A bill aimed at criminal justice reform in Idaho has an informational hearing scheduled this week.
If approved, the legislation would do away with mandatory minimum sentences for drug trafficking.
Currently, judges are required to hand down certain sentences for drug offenses, depending on the type and amount of drug involved.
The bill has bipartisan support, and is sponsored by Rep. Christy Perry, a Republican from Nampa, and Rep. Ilana Rubel, a Democrat from Boise.
Rubel says judges should have the freedom to hand down a sentence of their choice for cases where they don't think a mandatory minimum makes sense. She says under her proposal, judges would still have the ability to give a strict sentence if they feel it's needed.

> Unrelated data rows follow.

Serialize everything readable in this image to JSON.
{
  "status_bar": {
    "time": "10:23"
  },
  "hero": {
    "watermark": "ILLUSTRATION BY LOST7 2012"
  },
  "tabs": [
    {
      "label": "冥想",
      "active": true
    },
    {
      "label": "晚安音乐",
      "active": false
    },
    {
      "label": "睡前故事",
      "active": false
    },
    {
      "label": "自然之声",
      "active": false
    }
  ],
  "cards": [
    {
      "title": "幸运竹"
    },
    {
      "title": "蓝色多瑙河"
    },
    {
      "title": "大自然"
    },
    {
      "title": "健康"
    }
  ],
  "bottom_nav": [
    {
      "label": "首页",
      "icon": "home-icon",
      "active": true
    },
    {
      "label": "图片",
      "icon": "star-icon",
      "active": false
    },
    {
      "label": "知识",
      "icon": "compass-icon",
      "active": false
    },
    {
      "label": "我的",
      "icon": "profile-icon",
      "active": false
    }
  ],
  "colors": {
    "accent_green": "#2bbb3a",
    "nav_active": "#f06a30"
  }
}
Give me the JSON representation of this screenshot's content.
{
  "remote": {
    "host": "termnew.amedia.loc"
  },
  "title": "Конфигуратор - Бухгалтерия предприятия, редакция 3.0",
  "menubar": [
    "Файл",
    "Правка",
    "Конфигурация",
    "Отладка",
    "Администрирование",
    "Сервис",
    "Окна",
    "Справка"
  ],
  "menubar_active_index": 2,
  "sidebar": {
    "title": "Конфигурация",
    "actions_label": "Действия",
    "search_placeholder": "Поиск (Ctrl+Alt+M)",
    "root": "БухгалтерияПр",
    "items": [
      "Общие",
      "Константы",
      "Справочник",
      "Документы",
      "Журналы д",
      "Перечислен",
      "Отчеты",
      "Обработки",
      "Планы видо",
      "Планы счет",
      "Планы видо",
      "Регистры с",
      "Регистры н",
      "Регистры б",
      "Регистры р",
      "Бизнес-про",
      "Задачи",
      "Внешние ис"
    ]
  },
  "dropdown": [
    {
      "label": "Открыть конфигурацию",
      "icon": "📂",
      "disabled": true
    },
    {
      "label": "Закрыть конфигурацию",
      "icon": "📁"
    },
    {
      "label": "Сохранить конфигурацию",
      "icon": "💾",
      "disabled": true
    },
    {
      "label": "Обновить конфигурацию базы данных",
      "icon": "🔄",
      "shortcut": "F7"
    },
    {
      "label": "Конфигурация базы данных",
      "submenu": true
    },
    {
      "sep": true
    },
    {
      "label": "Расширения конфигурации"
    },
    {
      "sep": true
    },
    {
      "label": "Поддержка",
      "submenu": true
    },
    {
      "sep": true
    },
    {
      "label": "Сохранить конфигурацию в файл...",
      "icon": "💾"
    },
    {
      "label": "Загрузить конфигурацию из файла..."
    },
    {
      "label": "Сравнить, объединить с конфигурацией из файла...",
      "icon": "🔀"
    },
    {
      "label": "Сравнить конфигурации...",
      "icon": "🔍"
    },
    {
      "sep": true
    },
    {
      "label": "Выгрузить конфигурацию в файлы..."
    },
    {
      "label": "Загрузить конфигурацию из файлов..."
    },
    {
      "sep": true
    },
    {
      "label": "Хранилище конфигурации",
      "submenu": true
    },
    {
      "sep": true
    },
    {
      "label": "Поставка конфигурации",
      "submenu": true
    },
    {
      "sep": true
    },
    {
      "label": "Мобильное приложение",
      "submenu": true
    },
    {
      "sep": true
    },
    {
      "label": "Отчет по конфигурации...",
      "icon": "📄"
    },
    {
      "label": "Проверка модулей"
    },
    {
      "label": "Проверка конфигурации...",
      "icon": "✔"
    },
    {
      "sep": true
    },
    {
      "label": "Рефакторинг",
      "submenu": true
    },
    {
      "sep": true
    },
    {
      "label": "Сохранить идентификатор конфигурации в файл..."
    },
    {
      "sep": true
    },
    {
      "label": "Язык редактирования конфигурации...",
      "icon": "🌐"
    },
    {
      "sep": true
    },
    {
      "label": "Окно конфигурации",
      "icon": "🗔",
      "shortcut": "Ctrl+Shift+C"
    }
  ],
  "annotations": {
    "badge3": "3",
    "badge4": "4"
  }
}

"There's no ability for judges to look at the particulars of a circumstance and determine, you know, gosh was this a kid who just made a stupid mistake and this is their first offense or this a hardened drug dealer. No ability to look at that," Rubel said.
Not everyone supports the legislation. Idaho State Police say having mandatory minimums prevents dealers from selling drugs in Idaho.
This legislation has a scheduled information hearing Wednesday where lawmakers will examine whether or not the current law needs to be changed.
At this point, no vote has been scheduled.